**WHAT IS BEING ASKED**
Keep every word the same. Repeat the records without their images.
Start of Block
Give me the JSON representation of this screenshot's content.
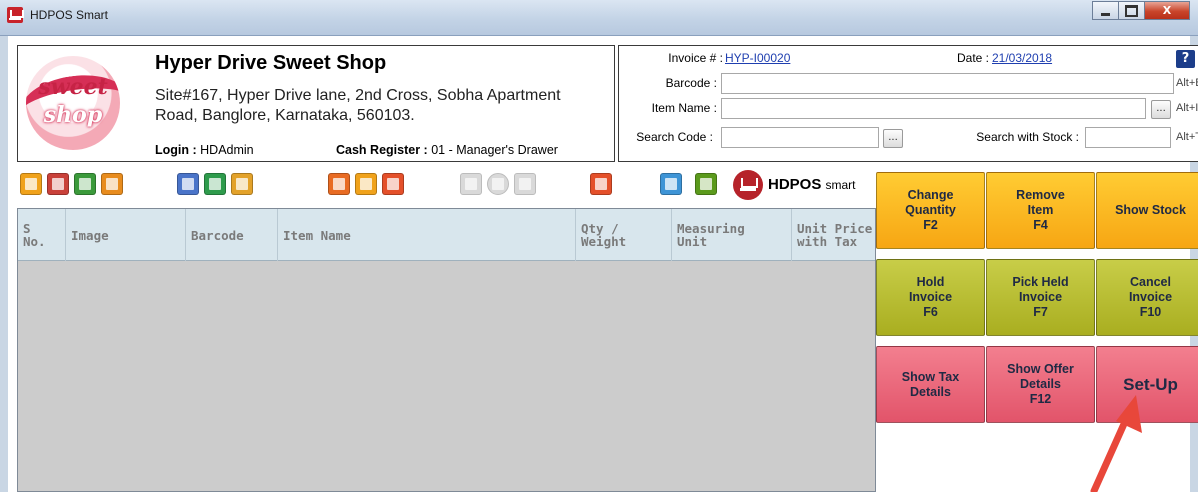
{
  "window": {
    "title": "HDPOS Smart",
    "controls": {
      "minimize": "",
      "maximize": "",
      "close": "X"
    }
  },
  "shop": {
    "name": "Hyper Drive Sweet Shop",
    "address_line1": "Site#167, Hyper Drive lane, 2nd Cross, Sobha Apartment",
    "address_line2": "Road, Banglore, Karnataka, 560103.",
    "login_label": "Login :",
    "login_value": "HDAdmin",
    "register_label": "Cash Register :",
    "register_value": "01 - Manager's Drawer",
    "logo_word1": "sweet",
    "logo_word2": "shop"
  },
  "invoice": {
    "invoice_label": "Invoice # :",
    "invoice_value": "HYP-I00020",
    "date_label": "Date :",
    "date_value": "21/03/2018",
    "help": "?",
    "barcode_label": "Barcode :",
    "barcode_shortcut": "Alt+B",
    "item_name_label": "Item Name :",
    "item_name_shortcut": "Alt+I",
    "search_code_label": "Search Code :",
    "search_stock_label": "Search with Stock :",
    "search_stock_shortcut": "Alt+T",
    "browse": "..."
  },
  "toolbar": {
    "brand_main": "HDPOS",
    "brand_suffix": "smart",
    "icons": [
      {
        "name": "calendar-icon",
        "color": "#f0a21b"
      },
      {
        "name": "report-icon",
        "color": "#c9413a"
      },
      {
        "name": "sales-report-icon",
        "color": "#3b9a3b"
      },
      {
        "name": "purchase-report-icon",
        "color": "#e88c1e"
      },
      {
        "name": "edit-invoice-icon",
        "color": "#4a74c9"
      },
      {
        "name": "cart-icon",
        "color": "#2e9b4c"
      },
      {
        "name": "customer-icon",
        "color": "#e3a22a"
      },
      {
        "name": "delivery-icon",
        "color": "#e86b23"
      },
      {
        "name": "notes-icon",
        "color": "#f0a21b"
      },
      {
        "name": "export-icon",
        "color": "#e4502a"
      },
      {
        "name": "checklist-icon",
        "color": "#d9d9d9"
      },
      {
        "name": "disabled-action-icon",
        "color": "#d9d9d9"
      },
      {
        "name": "cancel-icon",
        "color": "#d9d9d9"
      },
      {
        "name": "windows-icon",
        "color": "#e4502a"
      },
      {
        "name": "user-icon",
        "color": "#3e94d6"
      },
      {
        "name": "settings-icon",
        "color": "#5b9a1c"
      }
    ]
  },
  "grid": {
    "columns": [
      "S\nNo.",
      "Image",
      "Barcode",
      "Item Name",
      "Qty /\nWeight",
      "Measuring\nUnit",
      "Unit Price\nwith Tax"
    ],
    "rows": []
  },
  "buttons": [
    {
      "label": "Change\nQuantity\nF2",
      "style": "orange"
    },
    {
      "label": "Remove\nItem\nF4",
      "style": "orange"
    },
    {
      "label": "Show Stock",
      "style": "orange"
    },
    {
      "label": "Hold\nInvoice\nF6",
      "style": "olive"
    },
    {
      "label": "Pick Held\nInvoice\nF7",
      "style": "olive"
    },
    {
      "label": "Cancel\nInvoice\nF10",
      "style": "olive"
    },
    {
      "label": "Show Tax\nDetails",
      "style": "pink"
    },
    {
      "label": "Show Offer\nDetails\nF12",
      "style": "pink"
    },
    {
      "label": "Set-Up",
      "style": "pink"
    }
  ],
  "colors": {
    "orange": "#f7a613",
    "olive": "#a9ae20",
    "pink": "#e2546a",
    "annotation_arrow": "#e8473a",
    "link": "#1f3fb0"
  }
}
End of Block
**OUTPUT OF THE TASK**
Give me the JSON representation of this screenshot's content.
{
  "window": {
    "title": "HDPOS Smart",
    "controls": {
      "minimize": "",
      "maximize": "",
      "close": "X"
    }
  },
  "shop": {
    "name": "Hyper Drive Sweet Shop",
    "address_line1": "Site#167, Hyper Drive lane, 2nd Cross, Sobha Apartment",
    "address_line2": "Road, Banglore, Karnataka, 560103.",
    "login_label": "Login :",
    "login_value": "HDAdmin",
    "register_label": "Cash Register :",
    "register_value": "01 - Manager's Drawer",
    "logo_word1": "sweet",
    "logo_word2": "shop"
  },
  "invoice": {
    "invoice_label": "Invoice # :",
    "invoice_value": "HYP-I00020",
    "date_label": "Date :",
    "date_value": "21/03/2018",
    "help": "?",
    "barcode_label": "Barcode :",
    "barcode_shortcut": "Alt+B",
    "item_name_label": "Item Name :",
    "item_name_shortcut": "Alt+I",
    "search_code_label": "Search Code :",
    "search_stock_label": "Search with Stock :",
    "search_stock_shortcut": "Alt+T",
    "browse": "..."
  },
  "toolbar": {
    "brand_main": "HDPOS",
    "brand_suffix": "smart",
    "icons": [
      {
        "name": "calendar-icon",
        "color": "#f0a21b"
      },
      {
        "name": "report-icon",
        "color": "#c9413a"
      },
      {
        "name": "sales-report-icon",
        "color": "#3b9a3b"
      },
      {
        "name": "purchase-report-icon",
        "color": "#e88c1e"
      },
      {
        "name": "edit-invoice-icon",
        "color": "#4a74c9"
      },
      {
        "name": "cart-icon",
        "color": "#2e9b4c"
      },
      {
        "name": "customer-icon",
        "color": "#e3a22a"
      },
      {
        "name": "delivery-icon",
        "color": "#e86b23"
      },
      {
        "name": "notes-icon",
        "color": "#f0a21b"
      },
      {
        "name": "export-icon",
        "color": "#e4502a"
      },
      {
        "name": "checklist-icon",
        "color": "#d9d9d9"
      },
      {
        "name": "disabled-action-icon",
        "color": "#d9d9d9"
      },
      {
        "name": "cancel-icon",
        "color": "#d9d9d9"
      },
      {
        "name": "windows-icon",
        "color": "#e4502a"
      },
      {
        "name": "user-icon",
        "color": "#3e94d6"
      },
      {
        "name": "settings-icon",
        "color": "#5b9a1c"
      }
    ]
  },
  "grid": {
    "columns": [
      "S\nNo.",
      "Image",
      "Barcode",
      "Item Name",
      "Qty /\nWeight",
      "Measuring\nUnit",
      "Unit Price\nwith Tax"
    ],
    "rows": []
  },
  "buttons": [
    {
      "label": "Change\nQuantity\nF2",
      "style": "orange"
    },
    {
      "label": "Remove\nItem\nF4",
      "style": "orange"
    },
    {
      "label": "Show Stock",
      "style": "orange"
    },
    {
      "label": "Hold\nInvoice\nF6",
      "style": "olive"
    },
    {
      "label": "Pick Held\nInvoice\nF7",
      "style": "olive"
    },
    {
      "label": "Cancel\nInvoice\nF10",
      "style": "olive"
    },
    {
      "label": "Show Tax\nDetails",
      "style": "pink"
    },
    {
      "label": "Show Offer\nDetails\nF12",
      "style": "pink"
    },
    {
      "label": "Set-Up",
      "style": "pink"
    }
  ],
  "colors": {
    "orange": "#f7a613",
    "olive": "#a9ae20",
    "pink": "#e2546a",
    "annotation_arrow": "#e8473a",
    "link": "#1f3fb0"
  }
}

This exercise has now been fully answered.